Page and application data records
- - - - - - -

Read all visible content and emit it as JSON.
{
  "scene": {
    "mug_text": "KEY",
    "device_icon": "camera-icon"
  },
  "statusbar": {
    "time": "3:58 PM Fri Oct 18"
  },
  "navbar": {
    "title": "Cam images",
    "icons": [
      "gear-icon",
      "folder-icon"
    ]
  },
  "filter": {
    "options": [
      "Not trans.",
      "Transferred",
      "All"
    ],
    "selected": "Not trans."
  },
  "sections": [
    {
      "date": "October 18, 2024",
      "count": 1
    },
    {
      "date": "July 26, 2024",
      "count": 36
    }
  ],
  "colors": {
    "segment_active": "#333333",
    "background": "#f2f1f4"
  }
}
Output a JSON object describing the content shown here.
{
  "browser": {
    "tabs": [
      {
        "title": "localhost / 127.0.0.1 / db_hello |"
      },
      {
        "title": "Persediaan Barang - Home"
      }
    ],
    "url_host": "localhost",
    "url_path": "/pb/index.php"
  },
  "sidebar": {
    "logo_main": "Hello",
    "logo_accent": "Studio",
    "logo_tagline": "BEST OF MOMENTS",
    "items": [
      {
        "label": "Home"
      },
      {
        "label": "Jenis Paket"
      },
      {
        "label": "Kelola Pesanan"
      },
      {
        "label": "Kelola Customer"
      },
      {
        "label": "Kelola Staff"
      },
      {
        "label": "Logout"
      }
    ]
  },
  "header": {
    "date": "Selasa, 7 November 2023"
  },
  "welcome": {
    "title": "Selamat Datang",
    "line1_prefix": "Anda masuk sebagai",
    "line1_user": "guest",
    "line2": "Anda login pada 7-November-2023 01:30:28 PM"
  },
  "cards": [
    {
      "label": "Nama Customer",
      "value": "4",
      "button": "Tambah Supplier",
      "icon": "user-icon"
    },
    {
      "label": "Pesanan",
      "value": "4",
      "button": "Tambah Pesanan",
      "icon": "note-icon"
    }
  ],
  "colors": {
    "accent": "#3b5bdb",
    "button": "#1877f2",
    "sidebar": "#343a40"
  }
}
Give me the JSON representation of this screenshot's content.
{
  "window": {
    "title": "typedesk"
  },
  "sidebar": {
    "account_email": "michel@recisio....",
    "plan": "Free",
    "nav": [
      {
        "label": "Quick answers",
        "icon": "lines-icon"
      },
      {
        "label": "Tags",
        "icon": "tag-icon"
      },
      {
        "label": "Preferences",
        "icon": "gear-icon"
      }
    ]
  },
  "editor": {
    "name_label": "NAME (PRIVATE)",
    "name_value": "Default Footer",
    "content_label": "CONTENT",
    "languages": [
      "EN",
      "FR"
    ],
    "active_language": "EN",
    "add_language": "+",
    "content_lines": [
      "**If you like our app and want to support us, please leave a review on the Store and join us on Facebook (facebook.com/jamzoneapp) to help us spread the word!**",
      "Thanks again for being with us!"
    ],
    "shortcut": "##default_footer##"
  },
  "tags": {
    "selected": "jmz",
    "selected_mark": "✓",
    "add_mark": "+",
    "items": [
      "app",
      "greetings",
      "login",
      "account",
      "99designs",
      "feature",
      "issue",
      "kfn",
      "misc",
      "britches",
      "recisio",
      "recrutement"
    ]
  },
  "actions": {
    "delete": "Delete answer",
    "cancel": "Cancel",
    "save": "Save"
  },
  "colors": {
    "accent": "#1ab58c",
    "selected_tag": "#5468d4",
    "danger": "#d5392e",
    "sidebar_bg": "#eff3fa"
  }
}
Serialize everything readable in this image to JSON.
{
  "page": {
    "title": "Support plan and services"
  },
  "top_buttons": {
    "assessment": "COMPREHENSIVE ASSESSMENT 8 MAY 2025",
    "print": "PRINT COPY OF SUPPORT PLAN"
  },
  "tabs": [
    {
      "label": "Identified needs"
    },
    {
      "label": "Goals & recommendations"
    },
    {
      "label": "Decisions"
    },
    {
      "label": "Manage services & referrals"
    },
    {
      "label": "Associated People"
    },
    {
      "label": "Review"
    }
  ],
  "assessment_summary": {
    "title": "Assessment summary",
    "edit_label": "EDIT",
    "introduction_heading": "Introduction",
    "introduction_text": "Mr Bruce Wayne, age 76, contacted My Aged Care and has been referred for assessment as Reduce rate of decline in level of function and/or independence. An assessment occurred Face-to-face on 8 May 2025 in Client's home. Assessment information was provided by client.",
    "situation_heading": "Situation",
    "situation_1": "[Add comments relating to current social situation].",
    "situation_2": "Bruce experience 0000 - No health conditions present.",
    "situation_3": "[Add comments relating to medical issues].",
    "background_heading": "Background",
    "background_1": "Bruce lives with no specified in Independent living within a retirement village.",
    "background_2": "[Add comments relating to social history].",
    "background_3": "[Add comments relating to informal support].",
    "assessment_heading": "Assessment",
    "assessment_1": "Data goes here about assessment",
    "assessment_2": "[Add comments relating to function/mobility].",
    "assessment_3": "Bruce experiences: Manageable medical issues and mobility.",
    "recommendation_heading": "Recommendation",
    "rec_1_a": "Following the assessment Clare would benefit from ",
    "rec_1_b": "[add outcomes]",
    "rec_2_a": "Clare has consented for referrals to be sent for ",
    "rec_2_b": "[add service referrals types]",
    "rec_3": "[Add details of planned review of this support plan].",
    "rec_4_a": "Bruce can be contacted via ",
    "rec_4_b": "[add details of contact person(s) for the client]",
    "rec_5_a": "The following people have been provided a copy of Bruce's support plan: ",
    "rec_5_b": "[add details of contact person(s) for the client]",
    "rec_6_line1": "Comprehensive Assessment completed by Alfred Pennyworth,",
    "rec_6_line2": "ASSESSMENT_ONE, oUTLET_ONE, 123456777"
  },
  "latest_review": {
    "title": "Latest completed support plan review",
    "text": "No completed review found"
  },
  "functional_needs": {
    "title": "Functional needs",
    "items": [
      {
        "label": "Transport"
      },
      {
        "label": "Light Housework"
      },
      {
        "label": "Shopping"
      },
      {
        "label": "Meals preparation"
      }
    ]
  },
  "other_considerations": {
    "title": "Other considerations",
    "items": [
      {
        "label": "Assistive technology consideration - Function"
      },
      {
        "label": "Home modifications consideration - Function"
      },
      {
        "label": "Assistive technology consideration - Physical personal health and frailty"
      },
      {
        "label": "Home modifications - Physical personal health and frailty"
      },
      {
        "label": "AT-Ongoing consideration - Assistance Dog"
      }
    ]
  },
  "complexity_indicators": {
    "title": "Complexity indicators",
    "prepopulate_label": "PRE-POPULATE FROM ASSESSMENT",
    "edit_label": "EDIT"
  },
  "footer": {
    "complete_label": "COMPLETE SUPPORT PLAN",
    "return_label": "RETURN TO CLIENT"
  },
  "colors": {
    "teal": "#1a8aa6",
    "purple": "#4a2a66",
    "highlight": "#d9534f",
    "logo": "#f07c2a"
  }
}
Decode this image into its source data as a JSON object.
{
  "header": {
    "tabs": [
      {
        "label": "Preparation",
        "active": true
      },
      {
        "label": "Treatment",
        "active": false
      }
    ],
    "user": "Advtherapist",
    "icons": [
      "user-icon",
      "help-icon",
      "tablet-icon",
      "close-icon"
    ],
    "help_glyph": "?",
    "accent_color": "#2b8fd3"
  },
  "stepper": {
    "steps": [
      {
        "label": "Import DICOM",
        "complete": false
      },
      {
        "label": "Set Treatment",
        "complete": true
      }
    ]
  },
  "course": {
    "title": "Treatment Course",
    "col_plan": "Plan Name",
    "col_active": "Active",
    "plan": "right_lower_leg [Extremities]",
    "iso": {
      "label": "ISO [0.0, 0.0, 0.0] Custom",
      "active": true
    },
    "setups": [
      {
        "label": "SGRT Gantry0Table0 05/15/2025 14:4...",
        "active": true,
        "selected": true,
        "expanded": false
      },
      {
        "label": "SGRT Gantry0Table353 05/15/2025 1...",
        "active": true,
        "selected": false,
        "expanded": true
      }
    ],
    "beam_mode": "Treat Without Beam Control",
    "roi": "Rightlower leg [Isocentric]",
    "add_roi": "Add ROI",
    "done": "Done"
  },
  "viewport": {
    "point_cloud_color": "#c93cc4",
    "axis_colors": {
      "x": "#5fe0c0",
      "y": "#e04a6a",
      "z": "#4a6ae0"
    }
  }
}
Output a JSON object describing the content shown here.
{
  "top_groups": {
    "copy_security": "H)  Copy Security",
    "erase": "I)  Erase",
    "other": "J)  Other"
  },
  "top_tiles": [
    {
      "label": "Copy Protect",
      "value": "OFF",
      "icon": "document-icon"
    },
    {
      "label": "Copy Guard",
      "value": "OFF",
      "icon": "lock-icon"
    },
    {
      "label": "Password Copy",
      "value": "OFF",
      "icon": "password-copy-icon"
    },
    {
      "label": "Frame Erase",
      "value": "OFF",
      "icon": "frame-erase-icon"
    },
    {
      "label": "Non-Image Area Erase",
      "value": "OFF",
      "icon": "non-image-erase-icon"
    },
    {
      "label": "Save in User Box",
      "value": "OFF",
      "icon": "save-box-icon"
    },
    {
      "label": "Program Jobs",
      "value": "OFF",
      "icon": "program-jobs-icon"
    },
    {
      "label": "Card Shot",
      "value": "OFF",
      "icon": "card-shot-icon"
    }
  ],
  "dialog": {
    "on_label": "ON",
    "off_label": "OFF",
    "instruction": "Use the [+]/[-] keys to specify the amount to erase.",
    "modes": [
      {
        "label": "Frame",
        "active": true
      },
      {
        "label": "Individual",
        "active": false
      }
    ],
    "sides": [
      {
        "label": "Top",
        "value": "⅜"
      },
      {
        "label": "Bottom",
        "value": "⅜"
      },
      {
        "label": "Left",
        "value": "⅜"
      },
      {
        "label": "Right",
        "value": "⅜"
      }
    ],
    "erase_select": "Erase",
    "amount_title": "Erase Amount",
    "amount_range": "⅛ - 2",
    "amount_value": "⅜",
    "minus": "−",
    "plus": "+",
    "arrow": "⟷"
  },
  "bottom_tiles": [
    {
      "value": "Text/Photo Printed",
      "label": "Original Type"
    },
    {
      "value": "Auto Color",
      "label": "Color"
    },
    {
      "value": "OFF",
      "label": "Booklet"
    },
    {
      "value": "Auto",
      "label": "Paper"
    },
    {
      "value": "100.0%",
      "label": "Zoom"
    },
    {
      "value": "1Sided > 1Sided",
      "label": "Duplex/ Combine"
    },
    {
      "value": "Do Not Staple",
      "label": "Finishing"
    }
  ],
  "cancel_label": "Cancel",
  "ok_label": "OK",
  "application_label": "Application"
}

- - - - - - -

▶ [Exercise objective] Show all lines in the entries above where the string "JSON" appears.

▶ [Result of the exercise]
Read all visible content and emit it as JSON.
Output a JSON object describing the content shown here.
Give me the JSON representation of this screenshot's content.
Serialize everything readable in this image to JSON.
Decode this image into its source data as a JSON object.
Output a JSON object describing the content shown here.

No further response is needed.